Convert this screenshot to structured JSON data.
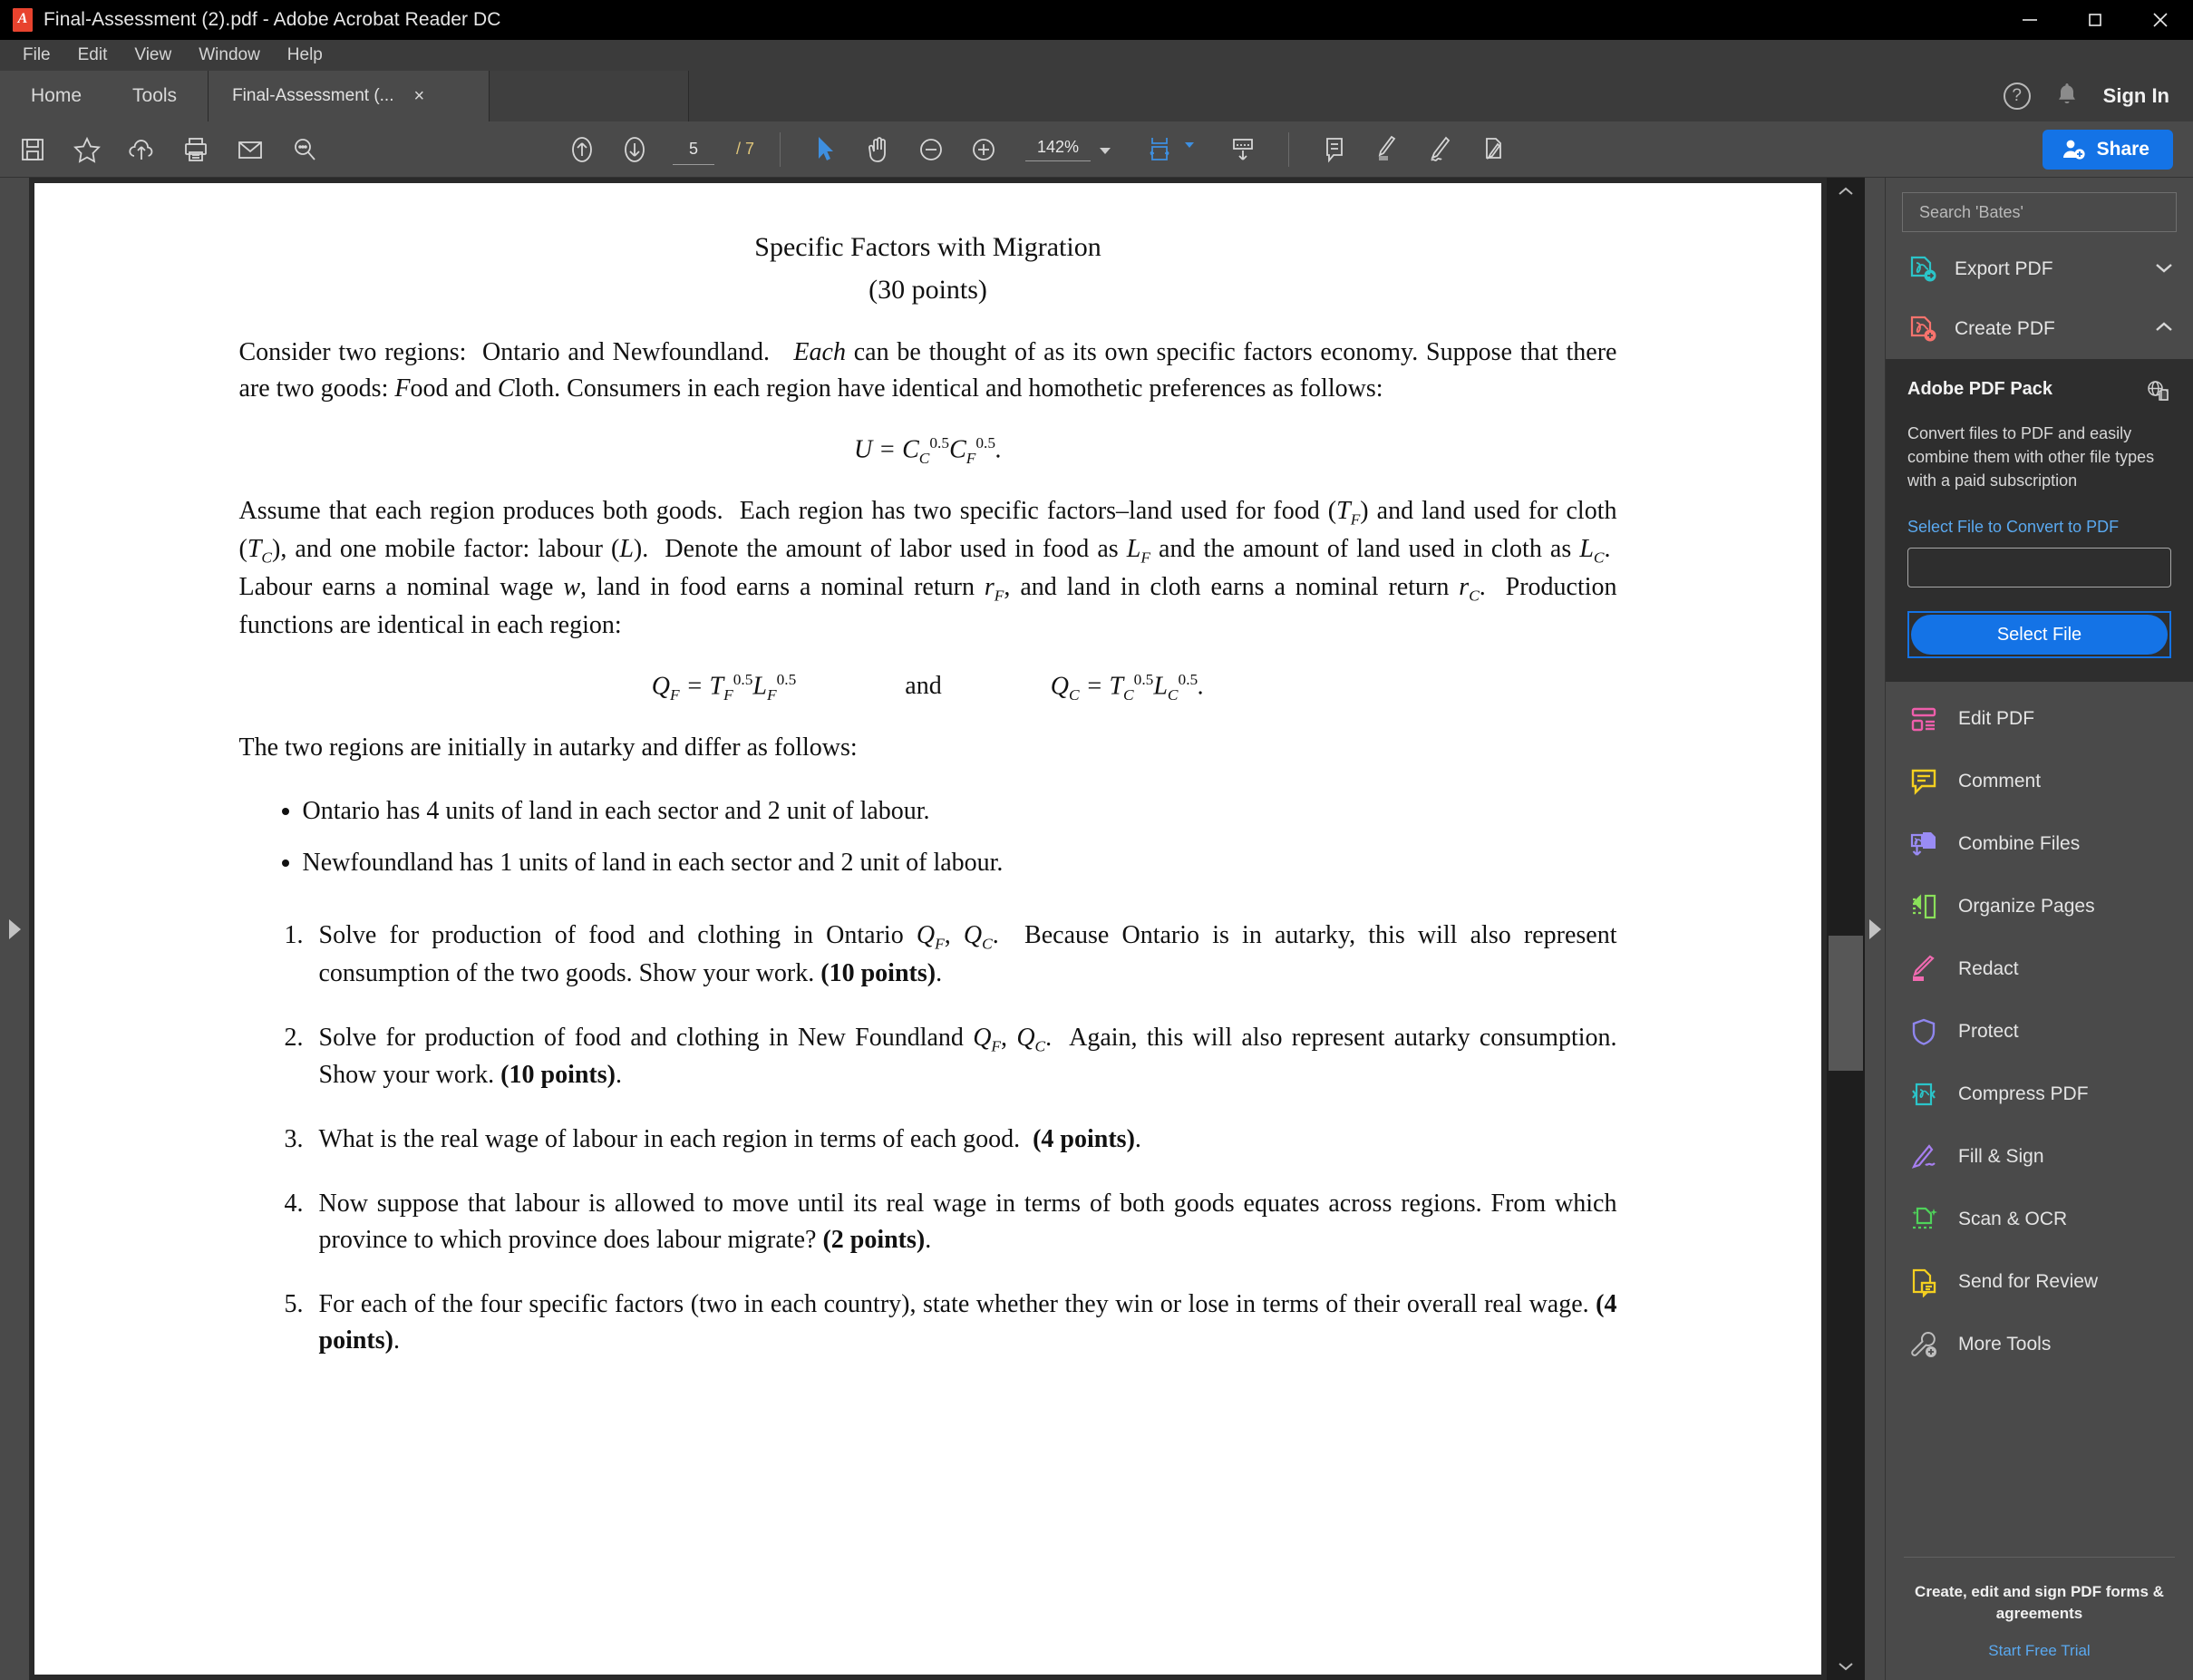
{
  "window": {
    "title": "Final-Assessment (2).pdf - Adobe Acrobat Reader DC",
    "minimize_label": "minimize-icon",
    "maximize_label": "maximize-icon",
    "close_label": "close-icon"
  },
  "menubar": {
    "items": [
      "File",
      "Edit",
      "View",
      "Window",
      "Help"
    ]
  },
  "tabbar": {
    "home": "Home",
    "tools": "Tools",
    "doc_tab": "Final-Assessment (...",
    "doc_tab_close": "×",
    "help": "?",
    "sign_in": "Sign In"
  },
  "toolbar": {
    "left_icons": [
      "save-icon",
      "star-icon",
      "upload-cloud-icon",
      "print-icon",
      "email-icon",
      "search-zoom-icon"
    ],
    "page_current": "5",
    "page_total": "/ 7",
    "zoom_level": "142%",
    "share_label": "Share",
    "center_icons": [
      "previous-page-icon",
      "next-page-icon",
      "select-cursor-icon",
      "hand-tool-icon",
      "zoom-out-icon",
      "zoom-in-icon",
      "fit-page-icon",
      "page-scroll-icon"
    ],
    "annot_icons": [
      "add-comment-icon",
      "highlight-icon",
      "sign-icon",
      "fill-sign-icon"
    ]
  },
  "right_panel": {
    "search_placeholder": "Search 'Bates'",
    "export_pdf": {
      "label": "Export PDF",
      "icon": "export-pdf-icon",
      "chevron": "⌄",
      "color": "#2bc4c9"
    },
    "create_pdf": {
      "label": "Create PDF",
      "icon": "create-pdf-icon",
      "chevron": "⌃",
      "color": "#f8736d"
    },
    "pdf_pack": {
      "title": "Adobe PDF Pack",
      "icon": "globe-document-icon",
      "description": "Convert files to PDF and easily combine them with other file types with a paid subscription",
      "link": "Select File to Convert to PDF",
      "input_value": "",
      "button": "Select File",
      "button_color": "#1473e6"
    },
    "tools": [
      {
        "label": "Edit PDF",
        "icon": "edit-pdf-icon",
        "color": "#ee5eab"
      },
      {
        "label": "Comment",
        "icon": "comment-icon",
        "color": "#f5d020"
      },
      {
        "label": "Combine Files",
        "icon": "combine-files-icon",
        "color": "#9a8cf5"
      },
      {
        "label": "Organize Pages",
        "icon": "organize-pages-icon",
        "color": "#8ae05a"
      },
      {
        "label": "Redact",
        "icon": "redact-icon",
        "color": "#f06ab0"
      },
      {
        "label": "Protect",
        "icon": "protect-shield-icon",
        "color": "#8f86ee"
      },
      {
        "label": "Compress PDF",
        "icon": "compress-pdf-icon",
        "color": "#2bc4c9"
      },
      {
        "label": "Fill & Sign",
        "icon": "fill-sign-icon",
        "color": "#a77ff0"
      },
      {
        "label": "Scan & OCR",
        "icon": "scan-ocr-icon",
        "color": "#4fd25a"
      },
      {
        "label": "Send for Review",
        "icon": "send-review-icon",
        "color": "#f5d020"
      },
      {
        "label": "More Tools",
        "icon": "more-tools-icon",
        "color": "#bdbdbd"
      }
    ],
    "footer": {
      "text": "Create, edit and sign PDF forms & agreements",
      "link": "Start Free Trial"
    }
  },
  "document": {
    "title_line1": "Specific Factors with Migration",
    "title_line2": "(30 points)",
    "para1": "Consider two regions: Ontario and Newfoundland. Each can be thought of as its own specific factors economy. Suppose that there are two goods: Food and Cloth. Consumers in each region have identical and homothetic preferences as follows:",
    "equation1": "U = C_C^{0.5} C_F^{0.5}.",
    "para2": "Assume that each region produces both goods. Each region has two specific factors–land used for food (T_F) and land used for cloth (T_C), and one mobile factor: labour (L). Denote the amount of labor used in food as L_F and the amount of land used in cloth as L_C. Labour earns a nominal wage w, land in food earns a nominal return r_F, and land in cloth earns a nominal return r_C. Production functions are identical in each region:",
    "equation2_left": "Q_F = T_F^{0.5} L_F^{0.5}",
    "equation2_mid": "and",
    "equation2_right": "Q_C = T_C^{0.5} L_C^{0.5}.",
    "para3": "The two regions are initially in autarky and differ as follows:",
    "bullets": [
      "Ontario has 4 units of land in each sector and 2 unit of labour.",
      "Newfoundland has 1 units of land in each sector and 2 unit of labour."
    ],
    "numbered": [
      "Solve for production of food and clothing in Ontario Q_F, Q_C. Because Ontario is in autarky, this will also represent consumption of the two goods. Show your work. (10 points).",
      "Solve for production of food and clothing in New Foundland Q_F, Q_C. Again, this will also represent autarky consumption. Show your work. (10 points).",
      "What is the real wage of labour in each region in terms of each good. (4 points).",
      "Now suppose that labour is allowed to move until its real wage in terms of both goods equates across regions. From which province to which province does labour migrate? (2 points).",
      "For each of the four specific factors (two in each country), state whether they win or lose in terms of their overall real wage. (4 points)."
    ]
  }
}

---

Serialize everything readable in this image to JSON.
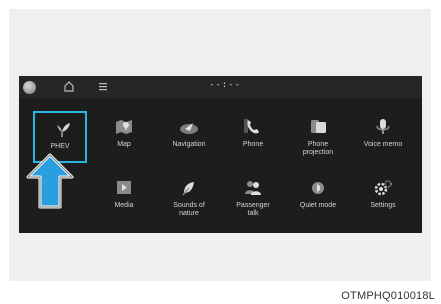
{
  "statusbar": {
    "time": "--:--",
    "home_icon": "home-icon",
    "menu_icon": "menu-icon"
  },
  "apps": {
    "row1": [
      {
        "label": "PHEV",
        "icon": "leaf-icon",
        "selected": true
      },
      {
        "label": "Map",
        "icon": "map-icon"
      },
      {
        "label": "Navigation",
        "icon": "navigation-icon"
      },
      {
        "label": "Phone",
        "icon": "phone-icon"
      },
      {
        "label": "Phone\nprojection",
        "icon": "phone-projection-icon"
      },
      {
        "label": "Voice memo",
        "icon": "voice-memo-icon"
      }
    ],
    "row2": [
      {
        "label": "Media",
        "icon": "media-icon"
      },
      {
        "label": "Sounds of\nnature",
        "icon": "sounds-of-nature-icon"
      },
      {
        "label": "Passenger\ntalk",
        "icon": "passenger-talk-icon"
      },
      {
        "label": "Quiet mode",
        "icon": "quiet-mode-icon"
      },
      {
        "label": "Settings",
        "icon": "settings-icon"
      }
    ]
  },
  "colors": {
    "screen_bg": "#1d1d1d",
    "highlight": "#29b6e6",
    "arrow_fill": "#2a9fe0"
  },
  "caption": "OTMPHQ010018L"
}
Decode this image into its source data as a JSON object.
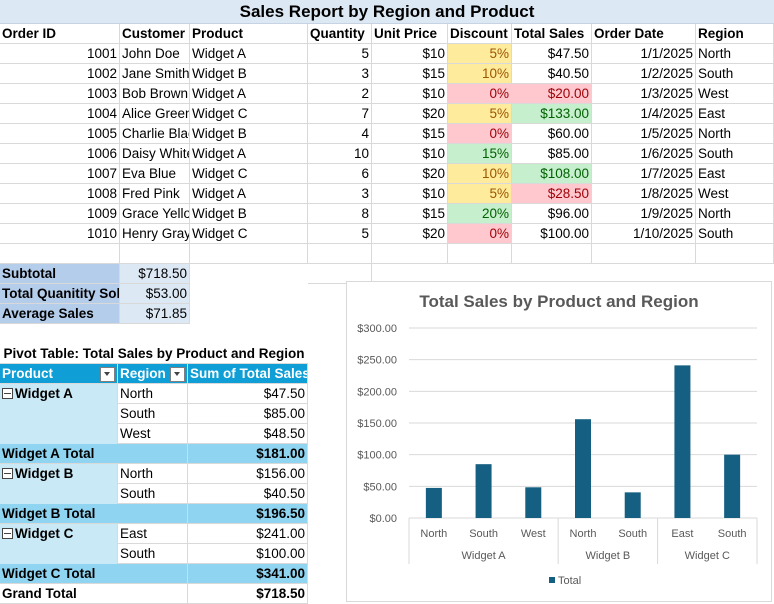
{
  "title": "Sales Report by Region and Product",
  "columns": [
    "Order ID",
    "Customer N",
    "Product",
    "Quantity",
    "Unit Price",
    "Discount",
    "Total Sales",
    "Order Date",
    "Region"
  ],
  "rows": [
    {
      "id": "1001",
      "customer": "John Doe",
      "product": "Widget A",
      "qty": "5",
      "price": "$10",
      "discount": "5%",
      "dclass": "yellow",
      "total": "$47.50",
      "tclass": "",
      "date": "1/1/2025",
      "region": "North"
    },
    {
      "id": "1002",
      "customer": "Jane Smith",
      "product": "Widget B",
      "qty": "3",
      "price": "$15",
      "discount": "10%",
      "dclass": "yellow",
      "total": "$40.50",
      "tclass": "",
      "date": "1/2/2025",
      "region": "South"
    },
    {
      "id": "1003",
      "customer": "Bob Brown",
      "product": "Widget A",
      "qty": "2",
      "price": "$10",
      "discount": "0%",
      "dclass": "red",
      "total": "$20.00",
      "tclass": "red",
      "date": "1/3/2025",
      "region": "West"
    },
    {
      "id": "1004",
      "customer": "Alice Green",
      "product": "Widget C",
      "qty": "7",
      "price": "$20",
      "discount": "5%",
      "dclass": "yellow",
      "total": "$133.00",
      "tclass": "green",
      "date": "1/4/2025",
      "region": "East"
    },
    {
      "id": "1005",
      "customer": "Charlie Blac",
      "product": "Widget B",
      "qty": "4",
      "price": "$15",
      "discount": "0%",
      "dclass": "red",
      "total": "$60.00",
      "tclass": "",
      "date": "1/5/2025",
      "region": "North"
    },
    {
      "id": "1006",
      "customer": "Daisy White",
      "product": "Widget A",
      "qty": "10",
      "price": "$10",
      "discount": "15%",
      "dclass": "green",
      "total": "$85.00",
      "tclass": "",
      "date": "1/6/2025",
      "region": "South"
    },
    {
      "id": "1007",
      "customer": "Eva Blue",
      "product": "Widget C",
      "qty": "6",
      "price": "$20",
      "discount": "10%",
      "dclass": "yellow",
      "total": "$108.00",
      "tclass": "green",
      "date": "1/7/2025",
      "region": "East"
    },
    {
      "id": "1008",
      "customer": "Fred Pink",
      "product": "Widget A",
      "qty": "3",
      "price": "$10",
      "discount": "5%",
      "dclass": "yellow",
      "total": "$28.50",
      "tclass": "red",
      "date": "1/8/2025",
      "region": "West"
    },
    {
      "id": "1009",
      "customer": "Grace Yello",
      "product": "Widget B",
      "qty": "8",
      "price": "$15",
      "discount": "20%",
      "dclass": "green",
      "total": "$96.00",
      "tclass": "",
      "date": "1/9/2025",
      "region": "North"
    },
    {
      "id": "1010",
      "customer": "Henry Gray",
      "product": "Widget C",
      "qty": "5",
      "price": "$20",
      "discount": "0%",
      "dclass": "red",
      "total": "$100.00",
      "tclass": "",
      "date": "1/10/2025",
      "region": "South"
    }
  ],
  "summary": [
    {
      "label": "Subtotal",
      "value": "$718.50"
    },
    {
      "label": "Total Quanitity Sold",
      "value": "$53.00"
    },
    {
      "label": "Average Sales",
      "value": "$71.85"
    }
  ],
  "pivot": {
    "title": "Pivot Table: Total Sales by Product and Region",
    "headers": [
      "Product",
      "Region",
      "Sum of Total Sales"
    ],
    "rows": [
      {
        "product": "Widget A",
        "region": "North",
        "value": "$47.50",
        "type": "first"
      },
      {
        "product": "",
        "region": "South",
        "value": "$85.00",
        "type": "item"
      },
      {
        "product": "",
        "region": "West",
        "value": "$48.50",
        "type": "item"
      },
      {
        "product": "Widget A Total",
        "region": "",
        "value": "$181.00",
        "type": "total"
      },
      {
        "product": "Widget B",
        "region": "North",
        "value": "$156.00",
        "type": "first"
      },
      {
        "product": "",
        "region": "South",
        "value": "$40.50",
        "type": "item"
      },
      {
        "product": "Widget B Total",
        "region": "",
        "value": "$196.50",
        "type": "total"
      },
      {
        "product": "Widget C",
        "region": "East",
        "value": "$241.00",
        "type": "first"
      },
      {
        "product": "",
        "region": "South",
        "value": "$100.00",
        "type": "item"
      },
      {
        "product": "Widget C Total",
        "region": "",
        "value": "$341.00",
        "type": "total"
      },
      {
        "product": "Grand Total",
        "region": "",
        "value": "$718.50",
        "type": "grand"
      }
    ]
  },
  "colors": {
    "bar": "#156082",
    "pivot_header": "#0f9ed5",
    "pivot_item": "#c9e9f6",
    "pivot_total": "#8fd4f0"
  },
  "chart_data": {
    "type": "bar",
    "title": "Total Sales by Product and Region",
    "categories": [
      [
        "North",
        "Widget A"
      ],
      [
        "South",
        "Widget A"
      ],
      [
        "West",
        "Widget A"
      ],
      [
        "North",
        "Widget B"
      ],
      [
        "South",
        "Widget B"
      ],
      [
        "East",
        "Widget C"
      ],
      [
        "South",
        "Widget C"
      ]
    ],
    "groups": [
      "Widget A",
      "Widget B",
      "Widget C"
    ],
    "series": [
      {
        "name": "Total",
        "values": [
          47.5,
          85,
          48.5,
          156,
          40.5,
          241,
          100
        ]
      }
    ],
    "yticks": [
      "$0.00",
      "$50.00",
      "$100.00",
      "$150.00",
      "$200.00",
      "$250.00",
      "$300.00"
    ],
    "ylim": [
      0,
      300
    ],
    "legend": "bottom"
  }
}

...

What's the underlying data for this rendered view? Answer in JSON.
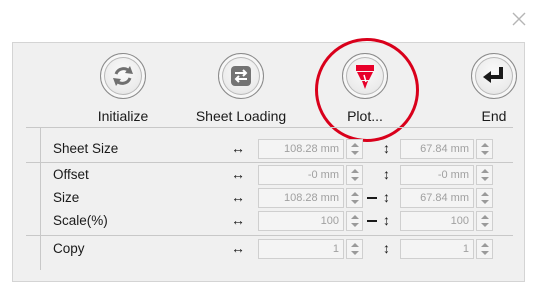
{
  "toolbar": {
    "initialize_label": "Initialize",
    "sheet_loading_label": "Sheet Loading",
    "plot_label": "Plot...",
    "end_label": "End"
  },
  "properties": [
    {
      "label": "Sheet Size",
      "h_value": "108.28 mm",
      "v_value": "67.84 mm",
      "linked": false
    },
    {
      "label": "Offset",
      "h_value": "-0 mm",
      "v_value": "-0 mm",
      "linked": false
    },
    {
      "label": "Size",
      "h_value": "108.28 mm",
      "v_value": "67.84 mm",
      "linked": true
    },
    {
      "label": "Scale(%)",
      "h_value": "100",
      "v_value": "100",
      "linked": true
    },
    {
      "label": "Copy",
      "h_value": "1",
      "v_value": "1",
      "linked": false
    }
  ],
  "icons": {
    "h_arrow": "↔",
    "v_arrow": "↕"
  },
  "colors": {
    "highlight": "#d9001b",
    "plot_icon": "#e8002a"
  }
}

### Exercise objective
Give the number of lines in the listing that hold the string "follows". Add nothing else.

### Task result
2